(Provided data begins)
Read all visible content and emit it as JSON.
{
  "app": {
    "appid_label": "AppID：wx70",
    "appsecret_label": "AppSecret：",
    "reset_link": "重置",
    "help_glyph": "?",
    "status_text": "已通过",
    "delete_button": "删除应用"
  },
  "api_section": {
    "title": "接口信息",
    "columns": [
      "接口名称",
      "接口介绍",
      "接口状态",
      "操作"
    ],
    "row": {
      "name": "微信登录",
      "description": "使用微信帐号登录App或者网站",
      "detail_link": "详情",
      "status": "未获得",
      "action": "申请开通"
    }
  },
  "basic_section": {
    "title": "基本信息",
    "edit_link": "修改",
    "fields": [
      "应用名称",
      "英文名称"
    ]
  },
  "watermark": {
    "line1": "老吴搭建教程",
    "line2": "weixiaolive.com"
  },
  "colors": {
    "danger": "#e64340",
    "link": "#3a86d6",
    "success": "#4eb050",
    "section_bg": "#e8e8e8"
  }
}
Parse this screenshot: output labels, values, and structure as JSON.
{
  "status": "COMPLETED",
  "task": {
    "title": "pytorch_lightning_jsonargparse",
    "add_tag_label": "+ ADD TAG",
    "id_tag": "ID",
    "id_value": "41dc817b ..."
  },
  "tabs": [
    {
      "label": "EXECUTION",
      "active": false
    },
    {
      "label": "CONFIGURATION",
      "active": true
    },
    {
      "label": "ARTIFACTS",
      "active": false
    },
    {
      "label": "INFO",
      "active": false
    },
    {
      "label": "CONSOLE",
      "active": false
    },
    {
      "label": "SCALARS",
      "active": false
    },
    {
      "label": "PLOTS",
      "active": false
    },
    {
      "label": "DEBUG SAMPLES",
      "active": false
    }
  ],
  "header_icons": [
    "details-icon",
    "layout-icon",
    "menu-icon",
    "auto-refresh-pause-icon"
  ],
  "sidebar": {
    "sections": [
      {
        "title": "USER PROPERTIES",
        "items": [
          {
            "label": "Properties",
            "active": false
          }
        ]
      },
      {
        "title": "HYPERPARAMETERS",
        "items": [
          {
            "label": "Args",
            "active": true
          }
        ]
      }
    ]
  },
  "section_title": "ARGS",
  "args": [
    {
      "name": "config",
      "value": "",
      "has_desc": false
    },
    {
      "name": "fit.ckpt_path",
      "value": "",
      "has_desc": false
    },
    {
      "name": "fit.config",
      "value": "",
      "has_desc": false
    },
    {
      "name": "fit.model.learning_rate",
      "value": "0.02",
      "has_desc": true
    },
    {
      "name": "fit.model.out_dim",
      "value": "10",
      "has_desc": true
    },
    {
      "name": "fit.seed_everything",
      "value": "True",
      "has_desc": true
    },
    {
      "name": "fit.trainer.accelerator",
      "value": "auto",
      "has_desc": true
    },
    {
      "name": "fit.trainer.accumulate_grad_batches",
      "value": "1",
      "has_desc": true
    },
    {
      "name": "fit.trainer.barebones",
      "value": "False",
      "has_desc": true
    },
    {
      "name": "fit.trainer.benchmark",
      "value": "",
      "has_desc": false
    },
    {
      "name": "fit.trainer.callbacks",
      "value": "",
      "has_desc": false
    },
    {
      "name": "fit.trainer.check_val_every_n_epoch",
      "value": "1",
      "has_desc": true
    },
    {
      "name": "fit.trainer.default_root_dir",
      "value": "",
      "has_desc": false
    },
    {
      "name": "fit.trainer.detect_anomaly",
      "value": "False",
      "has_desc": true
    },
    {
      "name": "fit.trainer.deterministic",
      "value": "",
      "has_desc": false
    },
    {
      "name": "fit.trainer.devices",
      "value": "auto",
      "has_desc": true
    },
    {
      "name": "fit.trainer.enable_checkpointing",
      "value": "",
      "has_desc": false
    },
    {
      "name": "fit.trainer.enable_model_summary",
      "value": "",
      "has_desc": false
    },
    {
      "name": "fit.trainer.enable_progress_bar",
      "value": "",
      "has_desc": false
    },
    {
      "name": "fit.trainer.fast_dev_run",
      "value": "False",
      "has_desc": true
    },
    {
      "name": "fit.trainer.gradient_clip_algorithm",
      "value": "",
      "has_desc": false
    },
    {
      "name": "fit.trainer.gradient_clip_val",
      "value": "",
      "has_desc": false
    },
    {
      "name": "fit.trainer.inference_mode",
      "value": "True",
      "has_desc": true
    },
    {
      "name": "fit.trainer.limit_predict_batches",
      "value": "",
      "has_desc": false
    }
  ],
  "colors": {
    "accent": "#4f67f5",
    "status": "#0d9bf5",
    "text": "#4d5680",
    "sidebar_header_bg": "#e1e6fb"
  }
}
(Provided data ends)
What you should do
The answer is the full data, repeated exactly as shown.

Response area
Read all visible content and emit it as JSON.
{
  "app": {
    "appid_label": "AppID：wx70",
    "appsecret_label": "AppSecret：",
    "reset_link": "重置",
    "help_glyph": "?",
    "status_text": "已通过",
    "delete_button": "删除应用"
  },
  "api_section": {
    "title": "接口信息",
    "columns": [
      "接口名称",
      "接口介绍",
      "接口状态",
      "操作"
    ],
    "row": {
      "name": "微信登录",
      "description": "使用微信帐号登录App或者网站",
      "detail_link": "详情",
      "status": "未获得",
      "action": "申请开通"
    }
  },
  "basic_section": {
    "title": "基本信息",
    "edit_link": "修改",
    "fields": [
      "应用名称",
      "英文名称"
    ]
  },
  "watermark": {
    "line1": "老吴搭建教程",
    "line2": "weixiaolive.com"
  },
  "colors": {
    "danger": "#e64340",
    "link": "#3a86d6",
    "success": "#4eb050",
    "section_bg": "#e8e8e8"
  }
}
Parse this screenshot: output labels, values, and structure as JSON.
{
  "status": "COMPLETED",
  "task": {
    "title": "pytorch_lightning_jsonargparse",
    "add_tag_label": "+ ADD TAG",
    "id_tag": "ID",
    "id_value": "41dc817b ..."
  },
  "tabs": [
    {
      "label": "EXECUTION",
      "active": false
    },
    {
      "label": "CONFIGURATION",
      "active": true
    },
    {
      "label": "ARTIFACTS",
      "active": false
    },
    {
      "label": "INFO",
      "active": false
    },
    {
      "label": "CONSOLE",
      "active": false
    },
    {
      "label": "SCALARS",
      "active": false
    },
    {
      "label": "PLOTS",
      "active": false
    },
    {
      "label": "DEBUG SAMPLES",
      "active": false
    }
  ],
  "header_icons": [
    "details-icon",
    "layout-icon",
    "menu-icon",
    "auto-refresh-pause-icon"
  ],
  "sidebar": {
    "sections": [
      {
        "title": "USER PROPERTIES",
        "items": [
          {
            "label": "Properties",
            "active": false
          }
        ]
      },
      {
        "title": "HYPERPARAMETERS",
        "items": [
          {
            "label": "Args",
            "active": true
          }
        ]
      }
    ]
  },
  "section_title": "ARGS",
  "args": [
    {
      "name": "config",
      "value": "",
      "has_desc": false
    },
    {
      "name": "fit.ckpt_path",
      "value": "",
      "has_desc": false
    },
    {
      "name": "fit.config",
      "value": "",
      "has_desc": false
    },
    {
      "name": "fit.model.learning_rate",
      "value": "0.02",
      "has_desc": true
    },
    {
      "name": "fit.model.out_dim",
      "value": "10",
      "has_desc": true
    },
    {
      "name": "fit.seed_everything",
      "value": "True",
      "has_desc": true
    },
    {
      "name": "fit.trainer.accelerator",
      "value": "auto",
      "has_desc": true
    },
    {
      "name": "fit.trainer.accumulate_grad_batches",
      "value": "1",
      "has_desc": true
    },
    {
      "name": "fit.trainer.barebones",
      "value": "False",
      "has_desc": true
    },
    {
      "name": "fit.trainer.benchmark",
      "value": "",
      "has_desc": false
    },
    {
      "name": "fit.trainer.callbacks",
      "value": "",
      "has_desc": false
    },
    {
      "name": "fit.trainer.check_val_every_n_epoch",
      "value": "1",
      "has_desc": true
    },
    {
      "name": "fit.trainer.default_root_dir",
      "value": "",
      "has_desc": false
    },
    {
      "name": "fit.trainer.detect_anomaly",
      "value": "False",
      "has_desc": true
    },
    {
      "name": "fit.trainer.deterministic",
      "value": "",
      "has_desc": false
    },
    {
      "name": "fit.trainer.devices",
      "value": "auto",
      "has_desc": true
    },
    {
      "name": "fit.trainer.enable_checkpointing",
      "value": "",
      "has_desc": false
    },
    {
      "name": "fit.trainer.enable_model_summary",
      "value": "",
      "has_desc": false
    },
    {
      "name": "fit.trainer.enable_progress_bar",
      "value": "",
      "has_desc": false
    },
    {
      "name": "fit.trainer.fast_dev_run",
      "value": "False",
      "has_desc": true
    },
    {
      "name": "fit.trainer.gradient_clip_algorithm",
      "value": "",
      "has_desc": false
    },
    {
      "name": "fit.trainer.gradient_clip_val",
      "value": "",
      "has_desc": false
    },
    {
      "name": "fit.trainer.inference_mode",
      "value": "True",
      "has_desc": true
    },
    {
      "name": "fit.trainer.limit_predict_batches",
      "value": "",
      "has_desc": false
    }
  ],
  "colors": {
    "accent": "#4f67f5",
    "status": "#0d9bf5",
    "text": "#4d5680",
    "sidebar_header_bg": "#e1e6fb"
  }
}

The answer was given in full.